:: Data shown ::

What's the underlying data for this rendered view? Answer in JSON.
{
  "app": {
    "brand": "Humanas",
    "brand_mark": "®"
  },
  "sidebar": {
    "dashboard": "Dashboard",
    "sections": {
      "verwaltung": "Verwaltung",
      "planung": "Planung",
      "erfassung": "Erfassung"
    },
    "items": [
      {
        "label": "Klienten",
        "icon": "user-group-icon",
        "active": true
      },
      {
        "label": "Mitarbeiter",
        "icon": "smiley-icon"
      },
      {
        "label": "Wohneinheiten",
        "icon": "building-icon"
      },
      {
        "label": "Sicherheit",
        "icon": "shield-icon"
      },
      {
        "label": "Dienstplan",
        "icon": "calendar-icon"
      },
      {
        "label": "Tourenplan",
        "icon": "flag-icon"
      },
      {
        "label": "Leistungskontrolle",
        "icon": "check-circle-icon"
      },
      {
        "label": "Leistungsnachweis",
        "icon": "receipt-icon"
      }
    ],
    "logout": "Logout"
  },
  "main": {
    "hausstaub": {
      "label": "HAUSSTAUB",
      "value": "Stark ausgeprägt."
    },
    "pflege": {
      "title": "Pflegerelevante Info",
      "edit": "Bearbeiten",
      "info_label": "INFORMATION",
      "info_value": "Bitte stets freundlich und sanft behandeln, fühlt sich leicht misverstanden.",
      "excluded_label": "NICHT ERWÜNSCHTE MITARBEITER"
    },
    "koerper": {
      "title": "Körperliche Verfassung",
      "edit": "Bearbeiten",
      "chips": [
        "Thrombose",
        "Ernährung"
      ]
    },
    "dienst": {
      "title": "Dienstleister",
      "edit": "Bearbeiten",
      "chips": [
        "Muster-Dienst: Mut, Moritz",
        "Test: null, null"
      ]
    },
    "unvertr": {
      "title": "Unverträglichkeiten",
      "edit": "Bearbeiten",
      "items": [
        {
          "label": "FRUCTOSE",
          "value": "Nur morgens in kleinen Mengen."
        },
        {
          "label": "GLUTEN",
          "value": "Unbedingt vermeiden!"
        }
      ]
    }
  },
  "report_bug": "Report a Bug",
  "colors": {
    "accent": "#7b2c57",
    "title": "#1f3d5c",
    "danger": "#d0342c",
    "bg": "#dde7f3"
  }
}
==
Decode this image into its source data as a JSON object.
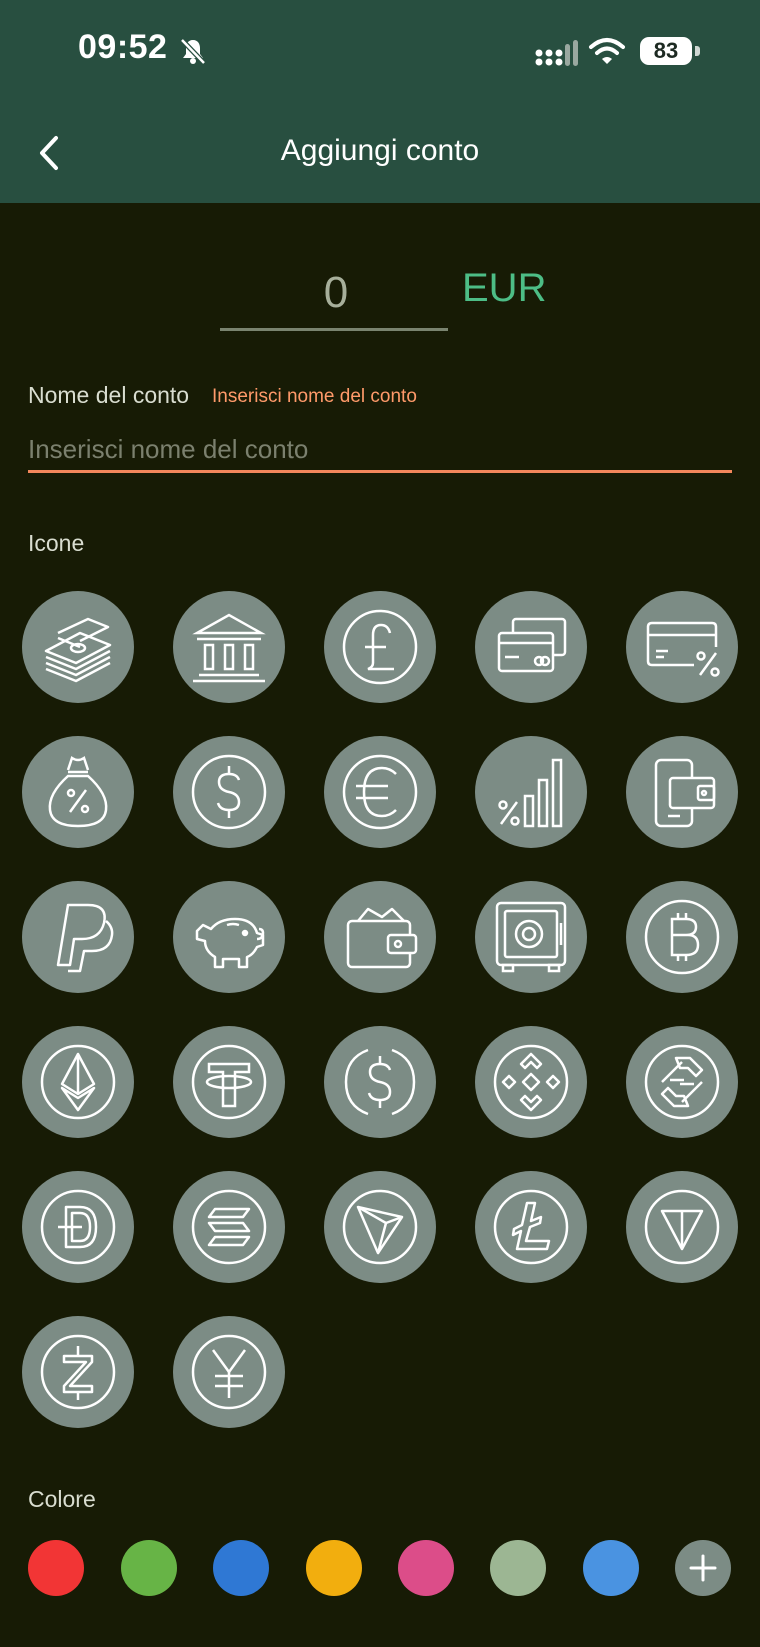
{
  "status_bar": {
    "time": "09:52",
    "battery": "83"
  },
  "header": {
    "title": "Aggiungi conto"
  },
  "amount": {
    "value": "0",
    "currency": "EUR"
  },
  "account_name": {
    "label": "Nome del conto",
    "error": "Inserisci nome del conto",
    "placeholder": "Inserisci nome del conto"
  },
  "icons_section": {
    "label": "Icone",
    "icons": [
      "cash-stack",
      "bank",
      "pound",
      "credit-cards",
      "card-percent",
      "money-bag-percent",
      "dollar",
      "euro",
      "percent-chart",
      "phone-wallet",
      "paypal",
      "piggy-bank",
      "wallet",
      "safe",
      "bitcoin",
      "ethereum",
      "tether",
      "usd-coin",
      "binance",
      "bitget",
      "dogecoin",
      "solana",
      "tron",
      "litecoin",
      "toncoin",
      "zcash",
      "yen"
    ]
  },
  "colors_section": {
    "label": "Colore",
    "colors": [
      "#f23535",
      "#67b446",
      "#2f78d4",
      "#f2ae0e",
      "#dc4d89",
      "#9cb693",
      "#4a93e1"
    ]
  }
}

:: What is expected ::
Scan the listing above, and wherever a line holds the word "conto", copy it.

:: Reply to the task ::
    "title": "Aggiungi conto"
    "label": "Nome del conto",
    "error": "Inserisci nome del conto",
    "placeholder": "Inserisci nome del conto"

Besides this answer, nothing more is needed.